Hudson finished out the 1987 season with the Chiefs, but the club parted ways with Smith after a single season as offensive coordinator. Former Green Bay Packers assistant George Sefcik succeeded Smith. The team traded away Blackledge to the Pittsburgh Steelers and acquired Steve DeBerg from Tampa Bay. The Chiefs added another quarterback in the draft, Danny McManus from Florida State.

“When that happened I fell out of favor,” Hudson said. “Then I was released in ’88, then I got picked up by Green Bay in ’89.

That united Hudson with Infante, the forefather of the offensive Hudson ran at Nicholls State.

“Had a really good camp with them, and then released the final cut of 1989 with the Green Bay Packers,” Hudson said. “So then I had to get a job. My son was born and I went to work. I’ve been in the medical field ever since.”

No one would blame Hudson for holding any bitterness at how his NFL career played out, but he looks back on those days positively.

“It was an interesting time. I’m grateful for it, I learned a lot. It prepped me for going into Green Bay, which I felt much better about to hang up the cleats.”

He also came to grips that how his only NFL game played out was not his fault but rather the result of circumstances.

“We were not good,” Hudson said. “We could have been more prepared.”

Hudson’s passion for football, however, found its way to his son. Matt Hudson won a state championship in high school and now serves as a volunteer assistant coach for St. Thomas High School in Houston.

“He likes the kids, likes working with them and loves the game,” Hudson said. “We talk about it, it’s fun to about mechanics, throwing mechanics and the game itself and different ideas and then to talk about all these players.”

The elder Hudson recently ordered a copy of Smith’s book on clock management and sent it to his son.

“He said, ‘Dad, this book’s unbelievable,” Hudson said. “Homer was brilliant. That’s what he was known for, his clock management.”

Hudson and Stevens remain good friends today. Both players get a chuckle at the idea of being answers to trivia questions that only die-hard Kansas City know in their hearts.

“I can’t believe it,” Stevens said. “That’s great. It’s pretty cool. But I would have liked to go back to Kansas City and they go, ‘Hey, you played during the strike and you were 3-0.”

Stevens continued his career in the Arena Football League, earning second-team all-league honors in 1988. He briefly worked in real estate after his retirement before the UCLA radio broadcast team as an analyst, a position he’s for 21 seasons.

Football also remains a part of Hudson’s life as well in at his home in Jackson, Tenn, in between Memphis and Nashville.

“We’re unfortunately Tennessee college football fans, so we haven’t been very good for a long time,” Hudson said. “But we’re still fans. I love Tennessee.”

Not many people, however know about his claim to fame with the Chiefs and his connection to Mahomes.

“They don’t recognize me much,” Hudson said with a laugh.

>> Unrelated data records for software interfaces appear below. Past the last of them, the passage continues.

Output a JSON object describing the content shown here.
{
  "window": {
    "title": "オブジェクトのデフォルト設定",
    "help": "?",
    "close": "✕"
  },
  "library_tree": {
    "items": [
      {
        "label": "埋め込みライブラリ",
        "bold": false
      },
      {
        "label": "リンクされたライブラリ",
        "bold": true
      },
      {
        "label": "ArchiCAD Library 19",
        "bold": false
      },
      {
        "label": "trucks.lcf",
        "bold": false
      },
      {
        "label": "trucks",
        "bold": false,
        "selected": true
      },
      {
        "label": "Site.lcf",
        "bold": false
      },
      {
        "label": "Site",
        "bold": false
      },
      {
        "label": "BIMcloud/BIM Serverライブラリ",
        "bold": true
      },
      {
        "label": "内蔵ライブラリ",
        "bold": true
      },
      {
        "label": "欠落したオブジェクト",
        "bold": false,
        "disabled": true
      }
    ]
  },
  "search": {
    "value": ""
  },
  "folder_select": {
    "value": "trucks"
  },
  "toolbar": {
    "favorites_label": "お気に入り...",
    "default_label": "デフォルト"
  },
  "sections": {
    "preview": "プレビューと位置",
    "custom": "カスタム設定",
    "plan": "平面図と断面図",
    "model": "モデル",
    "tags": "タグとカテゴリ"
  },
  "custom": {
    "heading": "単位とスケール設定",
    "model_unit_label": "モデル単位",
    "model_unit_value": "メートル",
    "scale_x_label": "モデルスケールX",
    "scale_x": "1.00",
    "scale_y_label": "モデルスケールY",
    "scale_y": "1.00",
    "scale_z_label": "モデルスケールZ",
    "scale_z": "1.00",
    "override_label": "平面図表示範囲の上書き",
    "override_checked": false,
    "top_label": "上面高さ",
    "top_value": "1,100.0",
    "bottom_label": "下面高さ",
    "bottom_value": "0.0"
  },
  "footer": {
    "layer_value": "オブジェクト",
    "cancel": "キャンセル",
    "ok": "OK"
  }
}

Hudson says he felt he had a decent arm, but nothing like what he sees in the arm of Mahomes.

“My lord have mercy,” Hudson said. “He’s got a gun.”

Stevens agrees.

“When they’re saying he’s like Brett Favre, they’re not kidding,” Stevens said. “I like his base, I think he’s got a strong arm.”

Stevens also serves as a volunteer football for Helix High School in San Diego, which counts quarterback Alex Smith among its alumni.

“I’m a big Alex Smith fan to tell you the truth,” Stevens said. “I think he’s an absolute stud. But Patrick’s going to be the future. It’s going to take a little bit of time, it’s going to be hard to derail or take seat of Alex Smith. He’s worth every penny.”

Hudson says the key for Mahomes rests with learning the lessons head coach Andy Reid has to offer and tempering his enormous talent with discipline and mental preparation. Raw physical skills can take you only so far, he says.

“You can get away with it to a certain degree in that league, I think, but not over the long haul,” Hudson said. “You’ve got to be disciplined and taught well and be in system that’s very good and well coached. (The Chiefs) have that now.”


Matt Derrick is the lead beat writer for ChiefsDigest.com. Use the contact page to reach him or find him on Twitter: @MattDerrick.